Sophie Ward strikes the right chord in this central role, giving Miss Parchman the mopey, put upon air of Pauline Fowler at her most downtrodden. Her sidekick, Smith (an enjoyable turn from Deborah Grant) is Peggy Mitchell let loose in Pat Butcher‘s dressing up box – a nosey blonde bombshell in double animal print and stilettos.

Andrew Lancel knows the crim-catching business well from years in The Bill and brings a calm detachment to Detective Superintendent Vetch. Unfortunately this stage adaptation (Simon Brett and Antony Lampard) sticks him and fellow fuzz DS Challoner (Ben Nealon) with purely functional roles. In a manner at odds with modern “name” detectives, there are few biographical details, no depth of character, they don’t even need to do much sleuthing. You could easily dispense with one of them if their dialogue weren’t needed for exposition of evidence. 

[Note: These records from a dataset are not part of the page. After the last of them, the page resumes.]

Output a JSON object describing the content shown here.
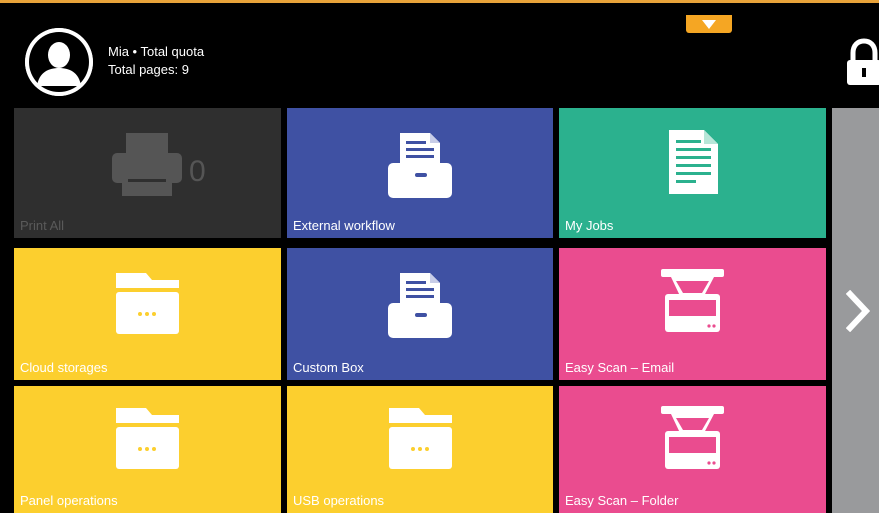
{
  "header": {
    "user_line": "Mia • Total quota",
    "pages_line": "Total pages: 9",
    "accent": "#e8a33a",
    "icons": {
      "avatar": "user-avatar-icon",
      "menu": "chevron-down-icon",
      "lock": "lock-icon"
    }
  },
  "tiles": [
    {
      "label": "Print All",
      "icon": "printer-icon",
      "count": "0",
      "color": "#2f2f2f",
      "enabled": false
    },
    {
      "label": "External workflow",
      "icon": "box-document-icon",
      "color": "#3f51a3"
    },
    {
      "label": "My Jobs",
      "icon": "document-icon",
      "color": "#2bb18e"
    },
    {
      "label": "Cloud storages",
      "icon": "folder-icon",
      "color": "#fccf2e"
    },
    {
      "label": "Custom Box",
      "icon": "box-document-icon",
      "color": "#3f51a3"
    },
    {
      "label": "Easy Scan – Email",
      "icon": "scanner-icon",
      "color": "#ea4c8f"
    },
    {
      "label": "Panel operations",
      "icon": "folder-icon",
      "color": "#fccf2e"
    },
    {
      "label": "USB operations",
      "icon": "folder-icon",
      "color": "#fccf2e"
    },
    {
      "label": "Easy Scan – Folder",
      "icon": "scanner-icon",
      "color": "#ea4c8f"
    }
  ],
  "nav": {
    "next_icon": "chevron-right-icon"
  }
}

The plummy Coverdale family are suitably self-absorbed, with Rosie Thomson particularly effective as the mother, and pop fans of a certain era will be pleased with a decent showing from Blue’s Antony Costa as rough diamond gardener, Rodger Meadows.

As thrillers go, it’s less than edge of seat. Act One ends with an amusing sing-song from Parchman and Smith, rather than a cliffhanger. We’re still trudging through the details of the fateful evening in a series of flashbacks, with little evidence and few motives to mull over during interval drinks. Midway through Act Two you’re wondering whether it was any of them wot dun it.

In the end, the final reveal is a curious one, that says more about shifting social mores and notions of shame than the mind of a killer. A Judgement In Stone feels older than its 40 years both in structure and content, though that’s no fault of the company who go about their business effectively.